Bringing in the Last of the Winter Crops

I took this week off to work in the garden, but I didn’t realize how much time it was going to take. Other than taking time off for the Sabbath and Passover, I have worked 8 to 10 hour days in the garden; and I still have yet to start spring planting! (That begins today, though.) However, my garden beds look beautiful and ready to plant now that I’ve harvested the last of my winter crops, weeded in and around the beds (filling TEN four-feet-tall lawn & leaf bags!), supplemented my soil with Azomite (rock dust) and compost, and top dressed the cypress mulch around my beds. (I’ll share pictures in my next Sanctuary Gardener Update post.) It’s been a lot of work, but I have everything ready for seed and seedlings, and a refrigerator full of root veggies and greens.

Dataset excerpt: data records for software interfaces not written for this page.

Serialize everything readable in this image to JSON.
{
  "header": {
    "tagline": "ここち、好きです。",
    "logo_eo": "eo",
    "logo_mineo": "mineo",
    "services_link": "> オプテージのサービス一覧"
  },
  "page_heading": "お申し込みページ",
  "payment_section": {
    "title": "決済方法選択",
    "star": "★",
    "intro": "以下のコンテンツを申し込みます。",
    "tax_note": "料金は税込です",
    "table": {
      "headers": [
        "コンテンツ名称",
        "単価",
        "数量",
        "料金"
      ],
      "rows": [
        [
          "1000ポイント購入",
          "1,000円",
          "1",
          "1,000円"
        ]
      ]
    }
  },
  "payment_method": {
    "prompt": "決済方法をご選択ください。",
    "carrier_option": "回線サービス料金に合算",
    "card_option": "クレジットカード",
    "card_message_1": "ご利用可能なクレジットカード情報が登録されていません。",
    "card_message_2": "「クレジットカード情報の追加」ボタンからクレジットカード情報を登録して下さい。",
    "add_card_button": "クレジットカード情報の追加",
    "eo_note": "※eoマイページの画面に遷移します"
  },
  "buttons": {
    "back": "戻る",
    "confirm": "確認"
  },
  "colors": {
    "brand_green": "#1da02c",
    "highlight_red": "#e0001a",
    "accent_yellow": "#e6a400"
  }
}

The last of my winter crops!

Sanctuary Gardener Update ~ 1/12/15

This past week, Charleston got a little taste of the winter the rest of the country usually gets. Of course, our temperatures weren’t near as low as many of you had to deal with. But the night of January 7, we got down to 18 degrees. In fact, we spent close to 48 hours below freezing! Needless to say, my hoop tunnels and key lime trees stayed covered for 4 days. The day time highs weren’t sufficient to uncover them and then have to recover them for the freezing temperatures at night. A couple days ago, the post-freeze garden inspection began. This week’s garden photos!

Sanctuary Gardener Update ~ 12/22/14

The weather has been fairly mild the past week, and I’ve been able to leave the plastic off my hoop tunnels at night. That’s been great as my plants need some direct sunlight – and the rain we’re now getting. I harvested a few things, and I noticed some seedlings finally germinated. A typical quiet week in my December garden. This week’s garden photos!

Sanctuary Gardener Update ~ 11/10/14

The winter weather forecast for the Southeast is calling for a colder-than-normal winter, and I think it’s right. Last Saturday night we had our first frost – two weeks early. I woke up Sunday morning to a temperature of 32 degrees, and ran outside to see the damage. Thankfully, almost everything survived the frost. The only plants that showed frost damage were my pumpkin vines. I guess, because the leaves are so large, they presented too much surface area to not be affected by the frost. However, I’m hoping enough leaves survived to keep the photosynthesis going until all my pumpkins mature. Other than that, my garden is still plugging along. This week’s garden photos!